6. mein Dorf / my village
Others might be bored to death here, but I love it. We have one star-worthy restaurant, a quality butcher, and Mustafa with his produce truck stops in front of our house every Tuesday evening. It is so quiet here that we know when the neighbors' grandchildren are visiting, because we otherwise hear nearly nothing. Not even dogs barking. I can walk the perimeter of the three sections of the village in about 45 minutes, we have a peaceful little cemetery behind a lovely little church, and we are within walking distance of our supermarket for those days when I'm feeling less lazy than usual.
5. andere Städte und Dörfer / other cities and towns
If you've been reading this blog for any length of time you know my favorite city in the world is Esslingen. Talk about history and beauty... But in the Schwabenland you can also visit Nagold, Herrenberg, Stuttgart if you want a big city, Ludwigsburg, Tübingen, Schwäbisch Hall, Ulm, Rottweil...
4. der Schwarzwald / the Black Forest
We live almost on the edge of the Schwarzwald, and when we have a few free hours, we can just go for a drive along windy, hilly roads (M does the driving, of course). The scenery is gorgeous, and if you like hiking, biking, wellness hotels, river fishing, camping, nature in general, skiing, or motorcycing, the Schwarzwald is the place to visit. Cuckoo clocks are a thing too, for the touristy types among you.
|on the Lotharpfad|
3. Weinberge / wine country
I'm not a fan of beer except on a horribly hot day when the beer is diluted with Sprite (a Radler), so it's a good thing M didn't settle in Bavaria. The most typical Swabian wine (Trollinger mit Lemberger) is not my favorite, but regardless, there are usually plenty of options that fit to every dish I might want to order in a restaurant. And the servers in the restaurants know about wine. If I don't recognize on the wine list what I like, I can tell him or her that I like a dry white wine but not Riesling, and s/he can recommend one that is usually right. The vineyards themselves are beautiful in the summer and fall and provide lovely scenery for a Sunday walk.
2. meine Freunde / my friends
If we didn't live where we do, I wouldn't have met the folks who were my students and who have become my friends.

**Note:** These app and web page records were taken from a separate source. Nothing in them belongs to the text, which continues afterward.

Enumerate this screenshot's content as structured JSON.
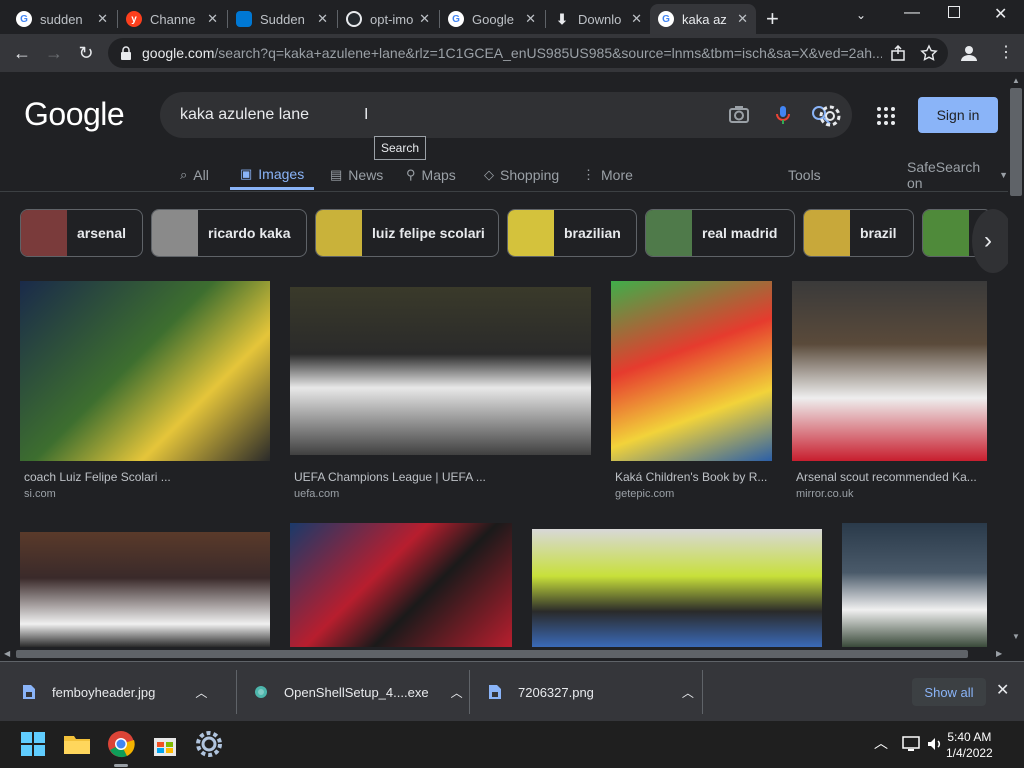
{
  "browser": {
    "tabs": [
      {
        "title": "sudden",
        "icon": "google-icon",
        "color": "#4285f4"
      },
      {
        "title": "Channe",
        "icon": "yandex-icon",
        "color": "#fc3f1d"
      },
      {
        "title": "Sudden",
        "icon": "onedrive-icon",
        "color": "#0078d4"
      },
      {
        "title": "opt-imo",
        "icon": "github-icon",
        "color": "#24292e"
      },
      {
        "title": "Google",
        "icon": "google-icon",
        "color": "#4285f4"
      },
      {
        "title": "Downlo",
        "icon": "download-icon",
        "color": "#5f6368"
      },
      {
        "title": "kaka az",
        "icon": "google-icon",
        "color": "#4285f4",
        "active": true
      }
    ],
    "url_host": "google.com",
    "url_path": "/search?q=kaka+azulene+lane&rlz=1C1GCEA_enUS985US985&source=lnms&tbm=isch&sa=X&ved=2ah..."
  },
  "google": {
    "logo": "Google",
    "query": "kaka azulene lane",
    "tooltip": "Search",
    "signin": "Sign in",
    "tabs": [
      {
        "label": "All",
        "icon": "search-icon"
      },
      {
        "label": "Images",
        "icon": "image-icon",
        "active": true
      },
      {
        "label": "News",
        "icon": "news-icon"
      },
      {
        "label": "Maps",
        "icon": "map-pin-icon"
      },
      {
        "label": "Shopping",
        "icon": "tag-icon"
      },
      {
        "label": "More",
        "icon": "more-vert-icon"
      }
    ],
    "tools": "Tools",
    "safesearch": "SafeSearch on",
    "chips": [
      {
        "label": "arsenal",
        "color": "#7a3b3b"
      },
      {
        "label": "ricardo kaka",
        "color": "#8a8a8a"
      },
      {
        "label": "luiz felipe scolari",
        "color": "#c9b23a"
      },
      {
        "label": "brazilian",
        "color": "#d4c23c"
      },
      {
        "label": "real madrid",
        "color": "#4f7a4a"
      },
      {
        "label": "brazil",
        "color": "#c8a83a"
      },
      {
        "label": "",
        "color": "#4f8a3a"
      }
    ],
    "results": [
      {
        "caption": "coach Luiz Felipe Scolari ...",
        "source": "si.com",
        "colors": [
          "#3d6e2f",
          "#e5c53a"
        ]
      },
      {
        "caption": "UEFA Champions League | UEFA ...",
        "source": "uefa.com",
        "colors": [
          "#2a2a2a",
          "#e8e8e8"
        ]
      },
      {
        "caption": "Kaká Children's Book by R...",
        "source": "getepic.com",
        "colors": [
          "#3fae4a",
          "#e63b2e"
        ]
      },
      {
        "caption": "Arsenal scout recommended Ka...",
        "source": "mirror.co.uk",
        "colors": [
          "#3a3a3a",
          "#eeeeee"
        ]
      },
      {
        "caption": "",
        "source": "",
        "colors": [
          "#5a3a2a",
          "#f0f0f0"
        ]
      },
      {
        "caption": "",
        "source": "",
        "colors": [
          "#1a3a6a",
          "#b81e2e"
        ]
      },
      {
        "caption": "",
        "source": "",
        "colors": [
          "#d8d8d8",
          "#c8e03a"
        ]
      },
      {
        "caption": "",
        "source": "",
        "colors": [
          "#2a3a4a",
          "#f0f0f0"
        ]
      }
    ]
  },
  "downloads": {
    "items": [
      {
        "name": "femboyheader.jpg",
        "icon": "file-icon"
      },
      {
        "name": "OpenShellSetup_4....exe",
        "icon": "shell-icon"
      },
      {
        "name": "7206327.png",
        "icon": "file-icon"
      }
    ],
    "show_all": "Show all"
  },
  "taskbar": {
    "time": "5:40 AM",
    "date": "1/4/2022"
  }
}
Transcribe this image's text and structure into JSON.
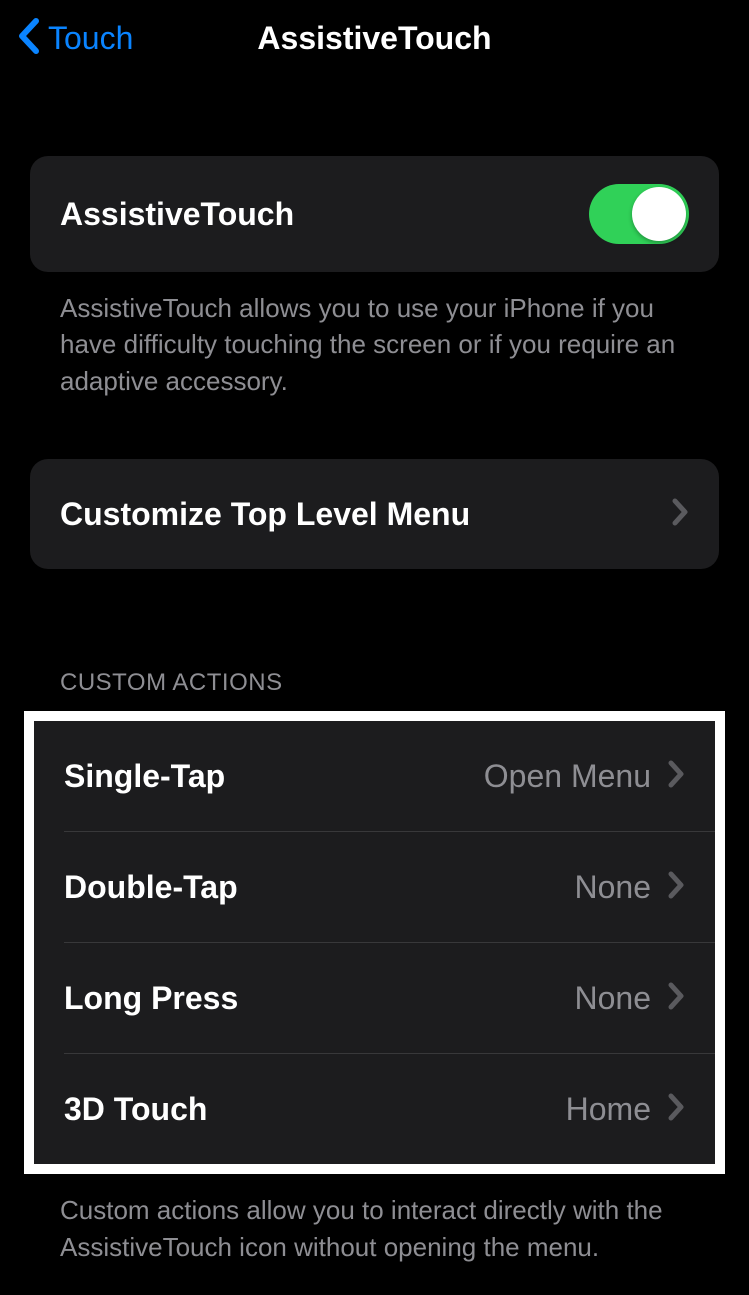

I would have met other people, probably equally nice, but not these guys. We meet for coffee now and then, and they bring a huge American smile to my face when I see them in town. When I haven't gone to the almost-weekly Sprachcafé for a while, I miss them! One has moved away, though, and another is moving in a week. They are going where they have relatives or better opportunities, but selfishly, I wish they'd stay here.
I also met my friend and Sprachpartnerin, Hedda, right in our town at the second Kochkurs we attended two years ago. We've had quite a few interesting experiences together since then - I joined her on a trip to Straßburg to visit the EU Parliament, she visited my class at the Hermann-Hesse-Kolleg twice and met my Syrian and Eritrean students, she took us all to a café after their final language test, she came to watch a riding lesson of mine, and I've been to a Kaffeekränzchen (tea party) at her home with a group of her friends.
1. unsere Zeit / quality time with M
I won't get too schmaltzy or kitschig, but truly my favorite thing about living here in Swabia is the time M and I spend together. We are best friends and soulmates, and after living the first 6 years of our marriage on two different continents, this is our time. I don't like being gone in the evenings, and I don't plan anything on the weekends that we can't do together. This why it's hard for me to return to the U.S. for a visit, because he normally can't come with me. I feel out of my element when we're not together, and I'm generally irritable. We're both better people when we're together. Home is where he is, and although I love to travel, this is where I want to be.
What do you love about where you live?